[Excerpts from an interface dataset]
*****

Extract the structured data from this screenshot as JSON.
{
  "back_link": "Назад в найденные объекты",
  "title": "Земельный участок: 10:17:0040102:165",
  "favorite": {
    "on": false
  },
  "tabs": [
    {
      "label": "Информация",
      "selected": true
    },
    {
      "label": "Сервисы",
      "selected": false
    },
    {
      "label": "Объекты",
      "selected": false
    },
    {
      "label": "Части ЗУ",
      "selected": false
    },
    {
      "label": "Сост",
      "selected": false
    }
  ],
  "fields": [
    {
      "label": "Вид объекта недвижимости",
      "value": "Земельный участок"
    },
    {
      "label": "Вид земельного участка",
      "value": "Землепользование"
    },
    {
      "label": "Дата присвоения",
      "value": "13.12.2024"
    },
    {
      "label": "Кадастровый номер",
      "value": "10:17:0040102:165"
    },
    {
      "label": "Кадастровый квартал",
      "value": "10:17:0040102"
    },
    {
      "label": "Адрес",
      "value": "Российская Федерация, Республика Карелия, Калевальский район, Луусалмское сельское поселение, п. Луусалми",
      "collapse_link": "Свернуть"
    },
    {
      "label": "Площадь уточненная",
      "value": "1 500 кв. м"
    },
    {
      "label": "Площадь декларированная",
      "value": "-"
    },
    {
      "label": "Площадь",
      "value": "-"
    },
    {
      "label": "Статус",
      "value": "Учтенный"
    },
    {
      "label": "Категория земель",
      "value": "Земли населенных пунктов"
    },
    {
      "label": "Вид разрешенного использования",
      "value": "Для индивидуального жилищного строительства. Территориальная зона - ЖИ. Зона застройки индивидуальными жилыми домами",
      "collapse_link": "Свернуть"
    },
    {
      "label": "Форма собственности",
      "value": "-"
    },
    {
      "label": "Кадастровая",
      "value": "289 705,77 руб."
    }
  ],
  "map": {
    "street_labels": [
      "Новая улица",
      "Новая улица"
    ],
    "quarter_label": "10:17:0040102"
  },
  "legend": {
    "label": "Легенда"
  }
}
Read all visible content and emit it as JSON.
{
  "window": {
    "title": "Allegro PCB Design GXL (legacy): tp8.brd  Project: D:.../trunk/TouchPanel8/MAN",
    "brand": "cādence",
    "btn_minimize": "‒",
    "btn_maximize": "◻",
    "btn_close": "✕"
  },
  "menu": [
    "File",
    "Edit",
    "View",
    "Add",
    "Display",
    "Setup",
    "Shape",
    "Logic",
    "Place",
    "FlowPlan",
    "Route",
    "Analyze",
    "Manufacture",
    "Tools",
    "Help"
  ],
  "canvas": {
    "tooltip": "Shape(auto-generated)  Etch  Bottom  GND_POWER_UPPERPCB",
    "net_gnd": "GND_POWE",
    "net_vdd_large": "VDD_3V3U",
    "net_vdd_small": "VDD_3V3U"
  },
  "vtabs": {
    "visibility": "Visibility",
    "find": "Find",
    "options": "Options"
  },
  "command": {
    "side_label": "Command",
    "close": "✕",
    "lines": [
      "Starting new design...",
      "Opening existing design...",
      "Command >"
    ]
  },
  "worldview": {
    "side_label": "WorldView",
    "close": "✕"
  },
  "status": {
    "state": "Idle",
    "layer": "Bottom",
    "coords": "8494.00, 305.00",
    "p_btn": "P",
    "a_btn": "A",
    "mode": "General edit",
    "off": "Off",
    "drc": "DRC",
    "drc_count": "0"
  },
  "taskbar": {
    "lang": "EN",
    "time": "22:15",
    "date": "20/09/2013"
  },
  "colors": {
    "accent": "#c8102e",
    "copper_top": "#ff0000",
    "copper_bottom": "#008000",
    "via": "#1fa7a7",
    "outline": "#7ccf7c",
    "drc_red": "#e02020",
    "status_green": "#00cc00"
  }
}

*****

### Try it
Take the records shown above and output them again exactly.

### Written response
Extract the structured data from this screenshot as JSON.
{
  "back_link": "Назад в найденные объекты",
  "title": "Земельный участок: 10:17:0040102:165",
  "favorite": {
    "on": false
  },
  "tabs": [
    {
      "label": "Информация",
      "selected": true
    },
    {
      "label": "Сервисы",
      "selected": false
    },
    {
      "label": "Объекты",
      "selected": false
    },
    {
      "label": "Части ЗУ",
      "selected": false
    },
    {
      "label": "Сост",
      "selected": false
    }
  ],
  "fields": [
    {
      "label": "Вид объекта недвижимости",
      "value": "Земельный участок"
    },
    {
      "label": "Вид земельного участка",
      "value": "Землепользование"
    },
    {
      "label": "Дата присвоения",
      "value": "13.12.2024"
    },
    {
      "label": "Кадастровый номер",
      "value": "10:17:0040102:165"
    },
    {
      "label": "Кадастровый квартал",
      "value": "10:17:0040102"
    },
    {
      "label": "Адрес",
      "value": "Российская Федерация, Республика Карелия, Калевальский район, Луусалмское сельское поселение, п. Луусалми",
      "collapse_link": "Свернуть"
    },
    {
      "label": "Площадь уточненная",
      "value": "1 500 кв. м"
    },
    {
      "label": "Площадь декларированная",
      "value": "-"
    },
    {
      "label": "Площадь",
      "value": "-"
    },
    {
      "label": "Статус",
      "value": "Учтенный"
    },
    {
      "label": "Категория земель",
      "value": "Земли населенных пунктов"
    },
    {
      "label": "Вид разрешенного использования",
      "value": "Для индивидуального жилищного строительства. Территориальная зона - ЖИ. Зона застройки индивидуальными жилыми домами",
      "collapse_link": "Свернуть"
    },
    {
      "label": "Форма собственности",
      "value": "-"
    },
    {
      "label": "Кадастровая",
      "value": "289 705,77 руб."
    }
  ],
  "map": {
    "street_labels": [
      "Новая улица",
      "Новая улица"
    ],
    "quarter_label": "10:17:0040102"
  },
  "legend": {
    "label": "Легенда"
  }
}
Read all visible content and emit it as JSON.
{
  "window": {
    "title": "Allegro PCB Design GXL (legacy): tp8.brd  Project: D:.../trunk/TouchPanel8/MAN",
    "brand": "cādence",
    "btn_minimize": "‒",
    "btn_maximize": "◻",
    "btn_close": "✕"
  },
  "menu": [
    "File",
    "Edit",
    "View",
    "Add",
    "Display",
    "Setup",
    "Shape",
    "Logic",
    "Place",
    "FlowPlan",
    "Route",
    "Analyze",
    "Manufacture",
    "Tools",
    "Help"
  ],
  "canvas": {
    "tooltip": "Shape(auto-generated)  Etch  Bottom  GND_POWER_UPPERPCB",
    "net_gnd": "GND_POWE",
    "net_vdd_large": "VDD_3V3U",
    "net_vdd_small": "VDD_3V3U"
  },
  "vtabs": {
    "visibility": "Visibility",
    "find": "Find",
    "options": "Options"
  },
  "command": {
    "side_label": "Command",
    "close": "✕",
    "lines": [
      "Starting new design...",
      "Opening existing design...",
      "Command >"
    ]
  },
  "worldview": {
    "side_label": "WorldView",
    "close": "✕"
  },
  "status": {
    "state": "Idle",
    "layer": "Bottom",
    "coords": "8494.00, 305.00",
    "p_btn": "P",
    "a_btn": "A",
    "mode": "General edit",
    "off": "Off",
    "drc": "DRC",
    "drc_count": "0"
  },
  "taskbar": {
    "lang": "EN",
    "time": "22:15",
    "date": "20/09/2013"
  },
  "colors": {
    "accent": "#c8102e",
    "copper_top": "#ff0000",
    "copper_bottom": "#008000",
    "via": "#1fa7a7",
    "outline": "#7ccf7c",
    "drc_red": "#e02020",
    "status_green": "#00cc00"
  }
}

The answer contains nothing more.